Pancreatic cancer is not the only type of cancer that has been linked to tooth loss. A case-control study by a team of researchers from Japan revealed a positive association between tooth loss and an increased risk of head and neck, esophageal as well as lung cancer.

In the case of head and neck and esophageal cancers, researchers observed a more significant association between tooth loss and cancer risk in women and younger subjects compared to men and older subjects. The study, which involved over 5,000 cancer patients with 14 types of cancer diagnosed, suggested that maintaining tooth number, especially before older age, might prevent these cancers.

Psychological impacts


The impact of tooth loss extends beyond the risk of contracting physical health complications. Quality of life is another area that can be affected by this condition.

In a 2016 study, Sung-Eun Yang and three other researchers found that dental pain and tooth loss have a considerable impact of health-related quality of life in the Korean adult population. More specifically, results of the study showed that individuals missing eight to 28 teeth with dental pain exhibited the highest level of impaired quality of life.

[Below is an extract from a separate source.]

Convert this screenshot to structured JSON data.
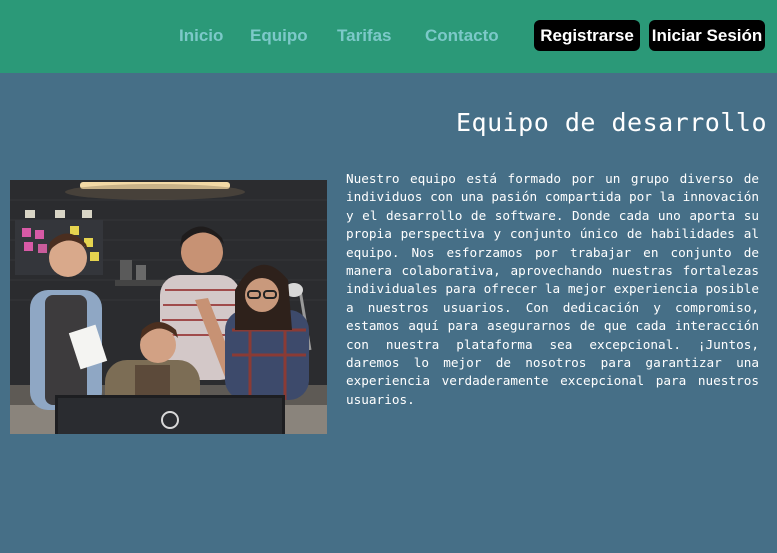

Additionally, an article published in 2016 also shed light on the various findings and current knowledge about the causal relationship between periodontal disease and depression. Alexandrina L. Dumitrescu, who has expertise in dentistry, found that periodontal disease may contribute to the onset of depression through different pathways.

One of them was through excessive secretion of pro-inflammatory cytokines, which are known have a role in increased vulnerability to depression. Another pathway that periodontal disease increases the risk for depression is through psychosocial effects due to poor oral hygiene.

As periodontal disease is the leading cause of tooth loss, in addition to affecting patients’ chewing functionality, it also impairs their image as well as diminishes their self-esteem and social status. Further in-depth research is needed to explore possible preventive efforts and therapeutic strategies to promote oral health, thus decreasing the risks of other health problems associated with periodontal disease and tooth loss.

Seeing the bigger picture will enable healthcare professionals to provide guidance to patients, take preventative measures and treat problems at an early stage in order to encourage patients to maintain optimal health and a satisfying quality of life. MIMS

Read more:
In conversation: Prosthodontist Dr Jeffrey Sng on the need for good oral health among the elderly
Australian scientists develop first vaccine for gum disease
Dentist charged for extracting patient’s tooth while atop a hoverboard

Sources:
https://www.ncbi.nlm.nih.gov/pmc/articles/PMC3614421/
http://bmjopen.bmj.com/content/6/7/e011836.full
https://www.ncbi.nlm.nih.gov/pmc/articles/PMC4469954/
https://www.ncbi.nlm.nih.gov/pubmed/11332523
https://www.ncbi.nlm.nih.gov/pmc/articles/PMC3917197/
http://cebp.aacrjournals.org/content/17/5/1222
https://www.ncbi.nlm.nih.gov/pmc/articles/PMC5008590/
https://www.ncbi.nlm.nih.gov/pmc/articles/PMC4804721/